Those delays can be life-threatening.

Typically, patients with kidney disaster bear dialysis any other day, or 3 times a week, for 4 hours any time. To try to pierce some-more people through, nurses were doing two-hour sessions during this core in Houston, adequate to keep patients out of danger.

Health Issues Stack Up In Houston As Harvey Evacuees Seek Shelter

Dialysis replaces a functions of a kidneys. Healthy kidneys mislay poisonous rubbish and additional liquid from a physique in a form of urine. For dialysis patients, a filter, infrequently called an synthetic kidney, does a job. A patient’s blood is pulled by a filter and pumped behind into a body.

Dialysis does not heal kidney failure, yet it does assistance people feel improved and can extend their life. According to a National Kidney Foundation, normal life outlook for patients on dialysis is 5 to 10 years, yet many patients live as prolonged as 20 years or more.

But it’s essential that patients get unchanging treatment.

Dr. Steve Fadem, medical executive during DaVita Med Center Dialysis, says many of a facility’s nurses are incompetent to get to work. As a result, a core is struggling to keep adult with a series of patients who are display up.

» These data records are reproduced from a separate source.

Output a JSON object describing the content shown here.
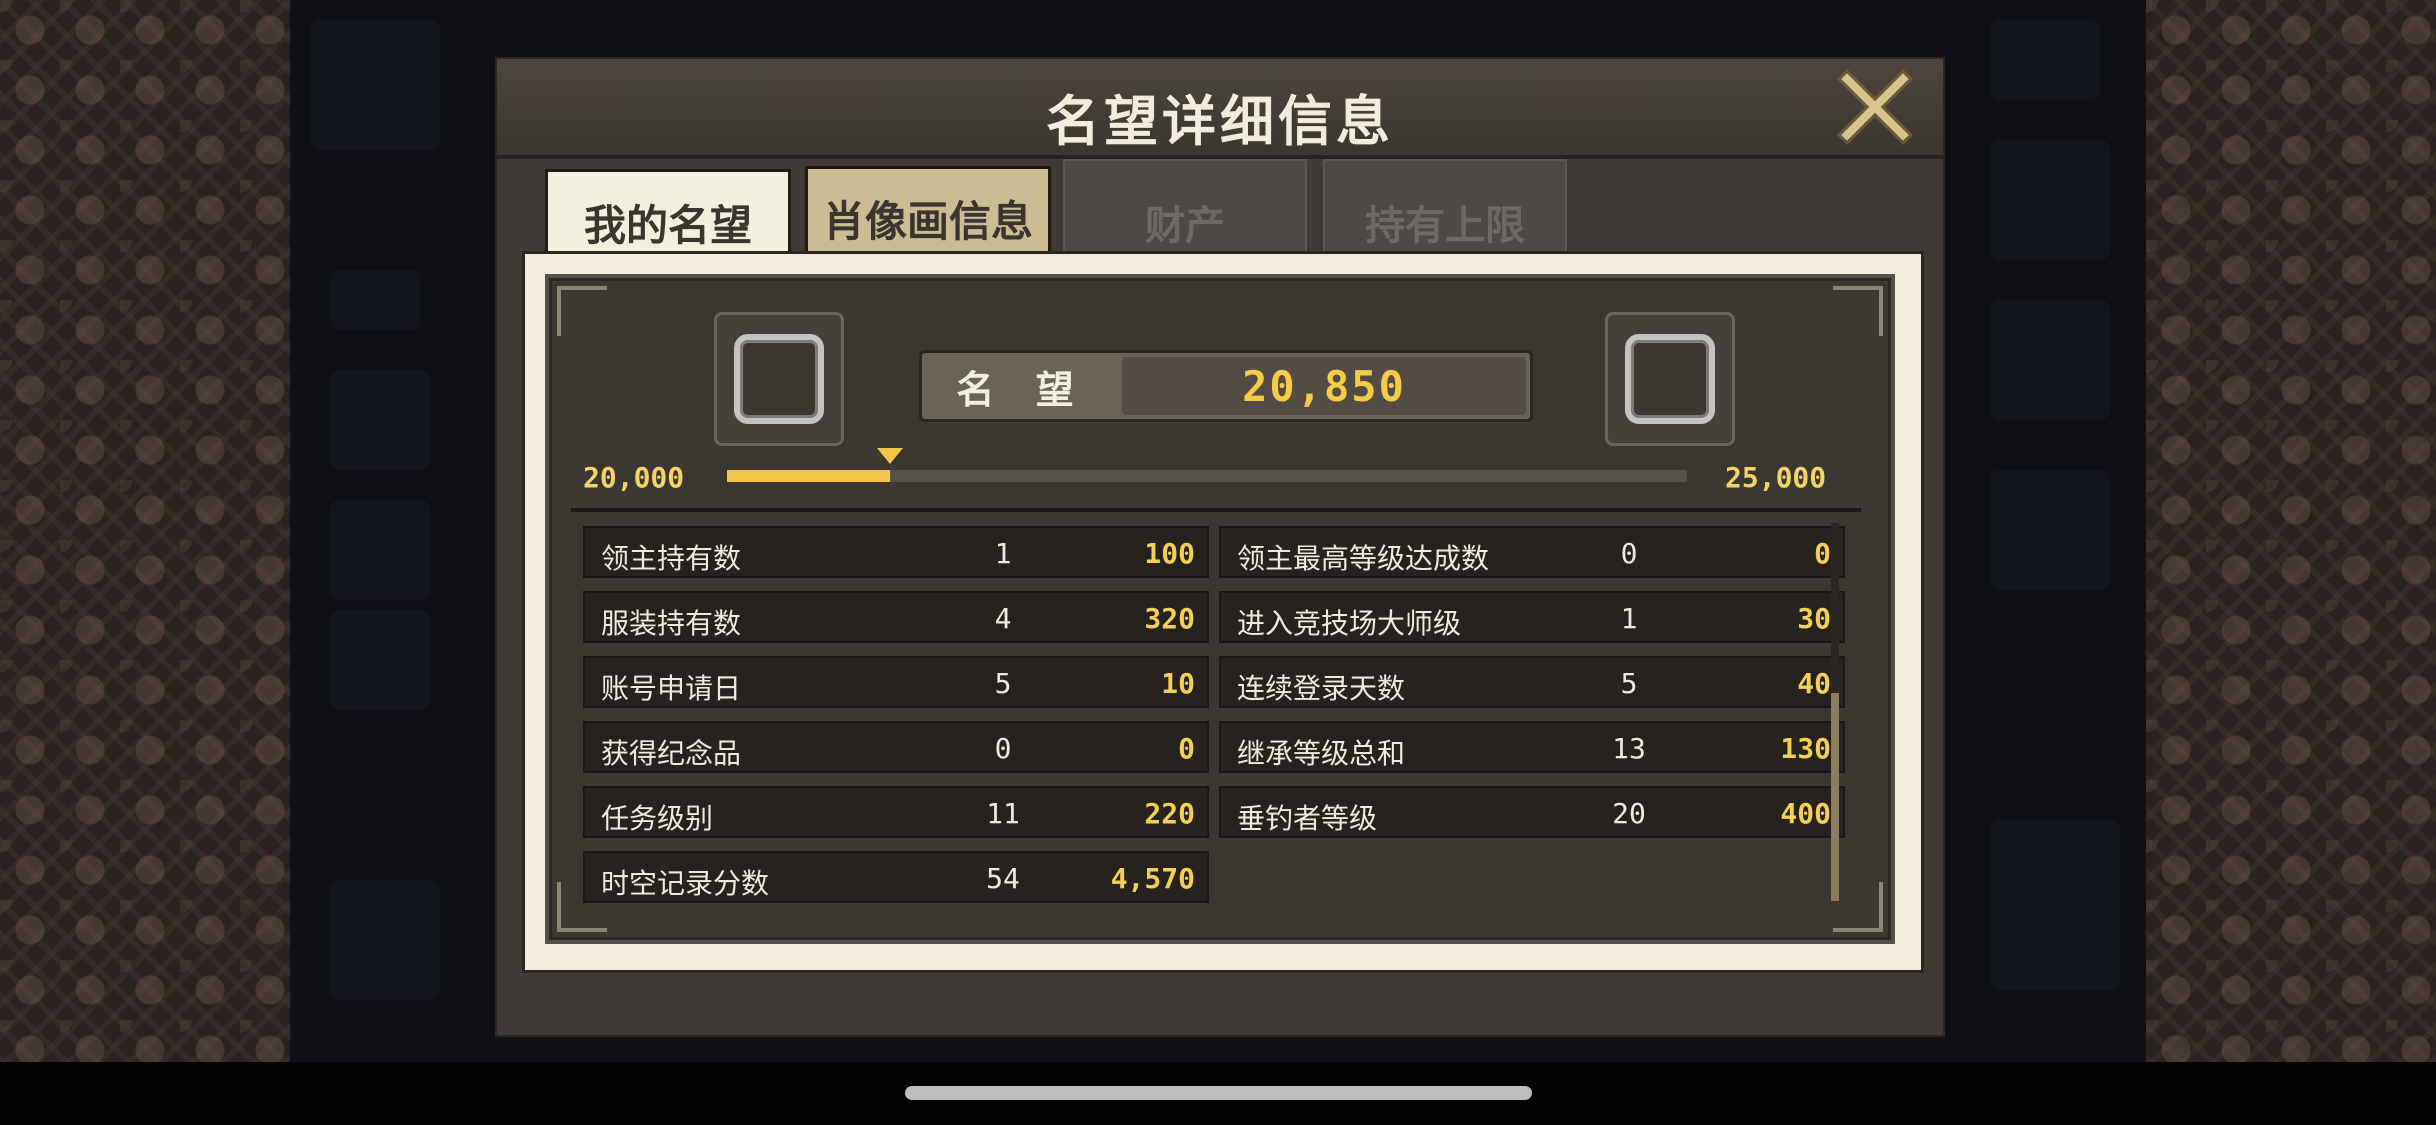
{
  "dialog": {
    "title": "名望详细信息",
    "tabs": [
      {
        "label": "我的名望",
        "active": true
      },
      {
        "label": "肖像画信息",
        "active": false
      }
    ],
    "background_tabs": [
      "财产",
      "持有上限"
    ]
  },
  "fame": {
    "label": "名 望",
    "value": "20,850",
    "range_min": "20,000",
    "range_max": "25,000",
    "progress_fraction": 0.17
  },
  "stats": {
    "left": [
      {
        "name": "领主持有数",
        "count": "1",
        "points": "100"
      },
      {
        "name": "服装持有数",
        "count": "4",
        "points": "320"
      },
      {
        "name": "账号申请日",
        "count": "5",
        "points": "10"
      },
      {
        "name": "获得纪念品",
        "count": "0",
        "points": "0"
      },
      {
        "name": "任务级别",
        "count": "11",
        "points": "220"
      },
      {
        "name": "时空记录分数",
        "count": "54",
        "points": "4,570"
      }
    ],
    "right": [
      {
        "name": "领主最高等级达成数",
        "count": "0",
        "points": "0"
      },
      {
        "name": "进入竞技场大师级",
        "count": "1",
        "points": "30"
      },
      {
        "name": "连续登录天数",
        "count": "5",
        "points": "40"
      },
      {
        "name": "继承等级总和",
        "count": "13",
        "points": "130"
      },
      {
        "name": "垂钓者等级",
        "count": "20",
        "points": "400"
      }
    ]
  },
  "colors": {
    "accent_gold": "#f2c64a",
    "panel_dark": "#3b3731",
    "frame_cream": "#f2edda"
  },
  "icons": {
    "close": "close-x-icon",
    "badge_left": "rank-badge-icon",
    "badge_right": "rank-badge-icon"
  }
}
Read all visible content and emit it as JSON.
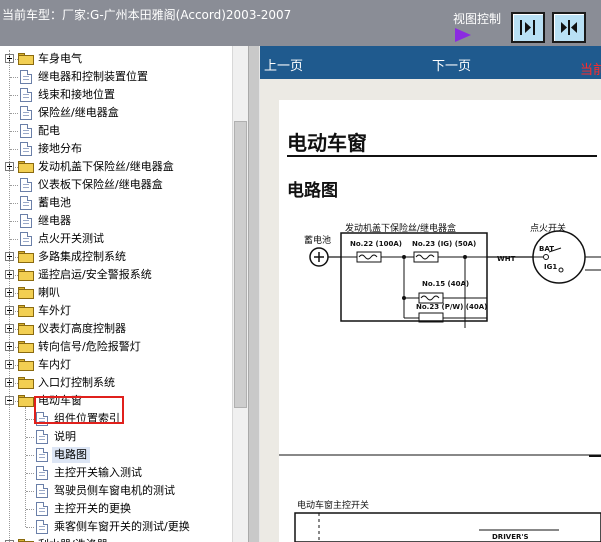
{
  "header": {
    "title": "当前车型：厂家:G-广州本田雅阁(Accord)2003-2007",
    "view_control_label": "视图控制",
    "buttons": [
      {
        "name": "expand-panel"
      },
      {
        "name": "split-panels"
      }
    ]
  },
  "tree": {
    "items": [
      {
        "label": "车身电气",
        "type": "folder",
        "expander": "plus",
        "level": 0
      },
      {
        "label": "继电器和控制装置位置",
        "type": "doc",
        "level": 0
      },
      {
        "label": "线束和接地位置",
        "type": "doc",
        "level": 0
      },
      {
        "label": "保险丝/继电器盒",
        "type": "doc",
        "level": 0
      },
      {
        "label": "配电",
        "type": "doc",
        "level": 0
      },
      {
        "label": "接地分布",
        "type": "doc",
        "level": 0
      },
      {
        "label": "发动机盖下保险丝/继电器盒",
        "type": "folder",
        "expander": "plus",
        "level": 0
      },
      {
        "label": "仪表板下保险丝/继电器盒",
        "type": "doc",
        "level": 0
      },
      {
        "label": "蓄电池",
        "type": "doc",
        "level": 0
      },
      {
        "label": "继电器",
        "type": "doc",
        "level": 0
      },
      {
        "label": "点火开关测试",
        "type": "doc",
        "level": 0
      },
      {
        "label": "多路集成控制系统",
        "type": "folder",
        "expander": "plus",
        "level": 0
      },
      {
        "label": "遥控启运/安全警报系统",
        "type": "folder",
        "expander": "plus",
        "level": 0
      },
      {
        "label": "喇叭",
        "type": "folder",
        "expander": "plus",
        "level": 0
      },
      {
        "label": "车外灯",
        "type": "folder",
        "expander": "plus",
        "level": 0
      },
      {
        "label": "仪表灯高度控制器",
        "type": "folder",
        "expander": "plus",
        "level": 0
      },
      {
        "label": "转向信号/危险报警灯",
        "type": "folder",
        "expander": "plus",
        "level": 0
      },
      {
        "label": "车内灯",
        "type": "folder",
        "expander": "plus",
        "level": 0
      },
      {
        "label": "入口灯控制系统",
        "type": "folder",
        "expander": "plus",
        "level": 0
      },
      {
        "label": "电动车窗",
        "type": "folder",
        "expander": "minus",
        "level": 0
      },
      {
        "label": "组件位置索引",
        "type": "doc",
        "level": 1
      },
      {
        "label": "说明",
        "type": "doc",
        "level": 1
      },
      {
        "label": "电路图",
        "type": "doc",
        "level": 1,
        "selected": true
      },
      {
        "label": "主控开关输入测试",
        "type": "doc",
        "level": 1
      },
      {
        "label": "驾驶员侧车窗电机的测试",
        "type": "doc",
        "level": 1
      },
      {
        "label": "主控开关的更换",
        "type": "doc",
        "level": 1
      },
      {
        "label": "乘客侧车窗开关的测试/更换",
        "type": "doc",
        "level": 1
      },
      {
        "label": "刮水器/洗涤器",
        "type": "folder",
        "expander": "plus",
        "level": 0
      }
    ]
  },
  "nav": {
    "prev_label": "上一页",
    "next_label": "下一页",
    "current_label": "当前"
  },
  "document": {
    "heading": "电动车窗",
    "subheading": "电路图",
    "schematic": {
      "battery_label": "蓄电池",
      "fuse_box_label": "发动机盖下保险丝/继电器盒",
      "ignition_label": "点火开关",
      "fuses": [
        "No.22 (100A)",
        "No.23 (IG) (50A)",
        "No.15 (40A)",
        "No.23 (P/W) (40A)"
      ],
      "wire_color": "WHT",
      "terminals": [
        "BAT",
        "IG1"
      ],
      "master_switch_label": "电动车窗主控开关",
      "drivers_label": "DRIVER'S"
    }
  }
}
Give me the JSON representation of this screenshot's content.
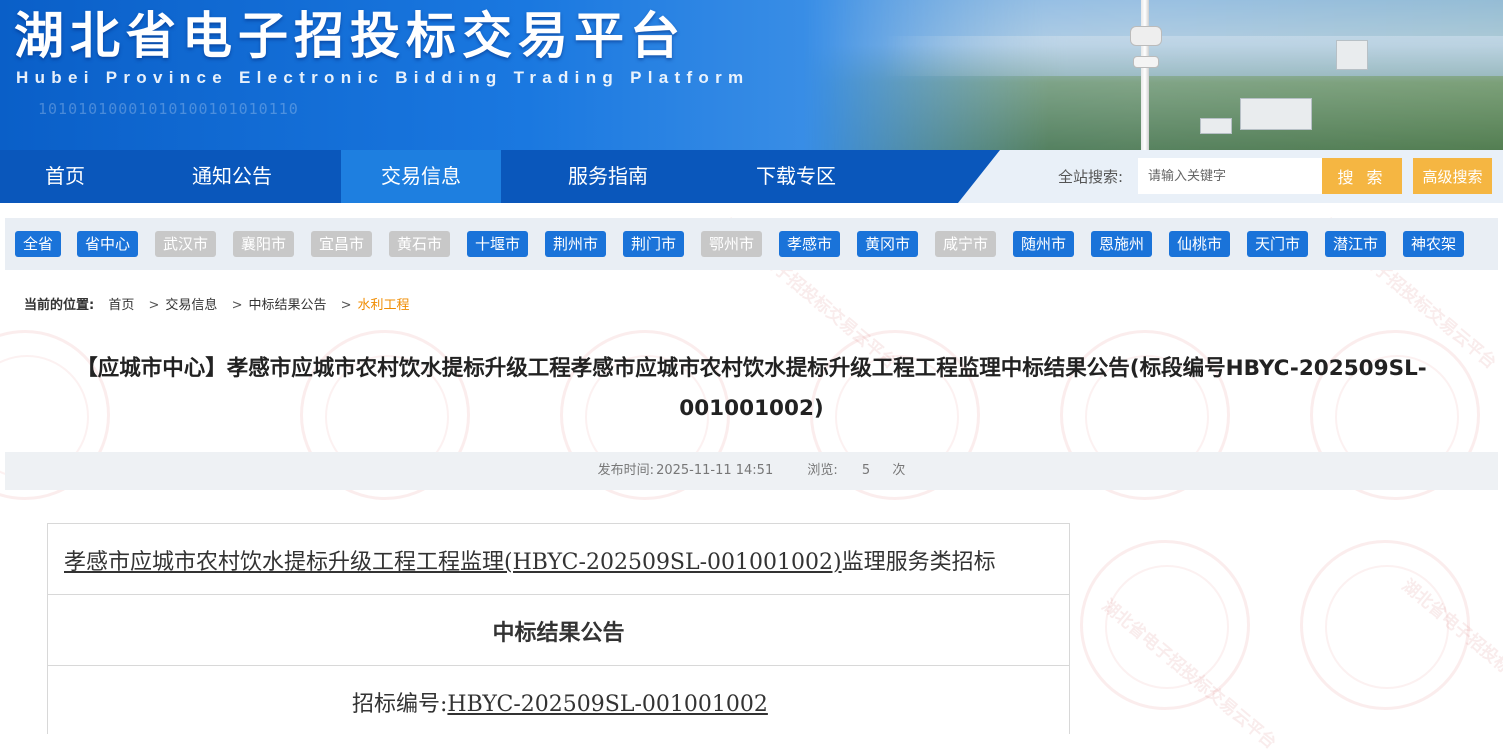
{
  "header": {
    "title": "湖北省电子招投标交易平台",
    "subtitle": "Hubei Province Electronic Bidding Trading Platform",
    "binary": "10101010001010100101010110"
  },
  "nav": {
    "items": [
      {
        "label": "首页"
      },
      {
        "label": "通知公告"
      },
      {
        "label": "交易信息",
        "active": true
      },
      {
        "label": "服务指南"
      },
      {
        "label": "下载专区"
      }
    ],
    "search_label": "全站搜索:",
    "search_placeholder": "请输入关键字",
    "search_button": "搜 索",
    "advanced_search_button": "高级搜索"
  },
  "cities": [
    {
      "label": "全省",
      "enabled": true
    },
    {
      "label": "省中心",
      "enabled": true
    },
    {
      "label": "武汉市",
      "enabled": false
    },
    {
      "label": "襄阳市",
      "enabled": false
    },
    {
      "label": "宜昌市",
      "enabled": false
    },
    {
      "label": "黄石市",
      "enabled": false
    },
    {
      "label": "十堰市",
      "enabled": true
    },
    {
      "label": "荆州市",
      "enabled": true
    },
    {
      "label": "荆门市",
      "enabled": true
    },
    {
      "label": "鄂州市",
      "enabled": false
    },
    {
      "label": "孝感市",
      "enabled": true
    },
    {
      "label": "黄冈市",
      "enabled": true
    },
    {
      "label": "咸宁市",
      "enabled": false
    },
    {
      "label": "随州市",
      "enabled": true
    },
    {
      "label": "恩施州",
      "enabled": true
    },
    {
      "label": "仙桃市",
      "enabled": true
    },
    {
      "label": "天门市",
      "enabled": true
    },
    {
      "label": "潜江市",
      "enabled": true
    },
    {
      "label": "神农架",
      "enabled": true
    }
  ],
  "breadcrumb": {
    "label": "当前的位置:",
    "items": [
      "首页",
      "交易信息",
      "中标结果公告"
    ],
    "current": "水利工程"
  },
  "article": {
    "title_line1": "【应城市中心】孝感市应城市农村饮水提标升级工程孝感市应城市农村饮水提标升级工程工程监理中标结果公告(标段编号HBYC-202509SL-",
    "title_line2": "001001002)",
    "publish_label": "发布时间:",
    "publish_time": "2025-11-11 14:51",
    "views_label": "浏览:",
    "views_count": "5",
    "views_unit": "次"
  },
  "document": {
    "project_name_linked": "孝感市应城市农村饮水提标升级工程工程监理(HBYC-202509SL-001001002)",
    "project_suffix": "监理服务类招标",
    "heading": "中标结果公告",
    "code_label": "招标编号:",
    "code_value": "HBYC-202509SL-001001002"
  },
  "watermark": {
    "text": "湖北省电子招投标交易云平台"
  },
  "colors": {
    "nav_blue": "#0a57bb",
    "nav_active": "#1e7fe0",
    "city_active": "#1a73d9",
    "city_disabled": "#c8c8c8",
    "search_orange": "#f5b642",
    "breadcrumb_current": "#f08c00"
  }
}
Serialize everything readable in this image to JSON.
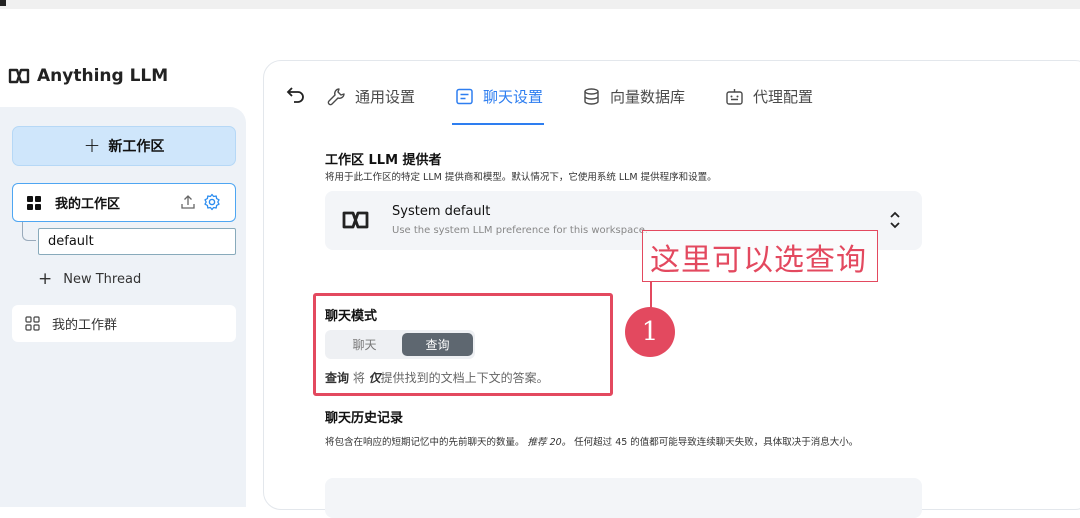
{
  "app": {
    "name": "Anything LLM"
  },
  "sidebar": {
    "new_workspace_label": "新工作区",
    "workspaces": [
      {
        "label": "我的工作区",
        "threads": [
          "default"
        ],
        "new_thread_label": "New Thread"
      },
      {
        "label": "我的工作群"
      }
    ]
  },
  "tabs": [
    {
      "label": "通用设置",
      "icon": "wrench-icon"
    },
    {
      "label": "聊天设置",
      "icon": "chat-icon",
      "active": true
    },
    {
      "label": "向量数据库",
      "icon": "database-icon"
    },
    {
      "label": "代理配置",
      "icon": "robot-icon"
    }
  ],
  "llm_provider": {
    "title": "工作区 LLM 提供者",
    "description": "将用于此工作区的特定 LLM 提供商和模型。默认情况下，它使用系统 LLM 提供程序和设置。",
    "selected_name": "System default",
    "selected_desc": "Use the system LLM preference for this workspace."
  },
  "annotation": {
    "text": "这里可以选查询",
    "step": "1",
    "color": "#e3495f"
  },
  "chat_mode": {
    "title": "聊天模式",
    "options": [
      "聊天",
      "查询"
    ],
    "selected": "查询",
    "desc_prefix": "查询",
    "desc_mid": " 将 ",
    "desc_em": "仅",
    "desc_rest": "提供找到的文档上下文的答案。"
  },
  "chat_history": {
    "title": "聊天历史记录",
    "desc_a": "将包含在响应的短期记忆中的先前聊天的数量。",
    "desc_em": "推荐 20。",
    "desc_b": " 任何超过 45 的值都可能导致连续聊天失败，具体取决于消息大小。"
  },
  "colors": {
    "accent": "#2e7ef0",
    "annotation": "#e3495f",
    "workspace_button": "#cfe6fb"
  }
}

Ryan Kellman/NPR


hide caption

toggle caption

Ryan Kellman/NPR

Dr. Steve Fadem, medical executive during DaVita Med Center Dialysis, says many of a facility’s nurses are incompetent to get to work. As a result, a core is struggling to keep adult with a series of patients who are display up.

Ryan Kellman/NPR

“If they don’t dialyze 3 times a week, they can simply turn fluid-overloaded, or they can have a high potassium turn in their blood, and they can turn very, really sick,” says Dr. Steve Fadem, medical executive during a DaVita center, that is one of about 100 a association operates in a Houston area, about half of that are open. Muscles, including a heart, can stop functioning correctly. “Over so many days, they can’t survive.”

In a arise of Harvey, DaVita has non-stop a doors to all dialysis patients, not only a own. But a association has been struggling with staffing shortages.

“Many of a nurses are sealed in, flooded out of their homes, and they’re possibly somewhere else, or they can’t get out of a neighborhoods,” Fadem says. “As a consequence, we don’t have adequate nurses to dialyze a numbers of patients that are entrance here.”

They’ve been helped by a group from Baton Rouge, La., who showed adult with boats to packet both patients and nurses from their flooded homes to a center.

Scott waited roughly 4 hours to start dialysis after nearing on Tuesday. Part of a reason is since a DaVita core is open to all dialysis patients this week, not only regulars such as Scott.

Ryan Kellman/NPR


hide caption

toggle caption

Ryan Kellman/NPR

Scott waited roughly 4 hours to start dialysis after nearing on Tuesday. Part of a reason is since a DaVita core is open to all dialysis patients this week, not only regulars such as Scott.

Ryan Kellman/NPR

“This is surreal. I’ve never seen anything like this ever in my career. I’ve been doing this for roughly 40 years,” says Fadem.

After blank his unchanging Monday session, William Scott and his wife, Teresa, arrived during a core only before 10 a.m. He finally started dialysis roughly 4 hours later.

“It was a prolonged wait, yet we could know since it was a lot of people,” Teresa Scott says with a laugh. “It’s only good he got in here.”

Yesuf Said, a helper who’s worked during this core for 4 years, says it’s been formidable traffic with so many patients during once and so many who are new to this center. “We have to do it, since nobody can do it,” he says. “It’s life and genocide for patients.”

He’s disturbed about a entrance days. Normally, if patients don’t uncover adult for dialysis, they get a phone call from a center. Now, Said says, he’s not certain they can strech everyone.

DaVita serves around 6,700 patients in Houston, according to Chakilla Robinson White, who oversees operations for a company’s dialysis centers in Texas and adjacent states. On Tuesday, she sent a companywide email with a theme line “Rally For Help in Texas,” appealing to staff in other places to transport to Houston to help.

Dialysis patients who are incompetent to find an open core can get assistance from a national Kidney Community Emergency Response bloc by job 1-866-901-3773.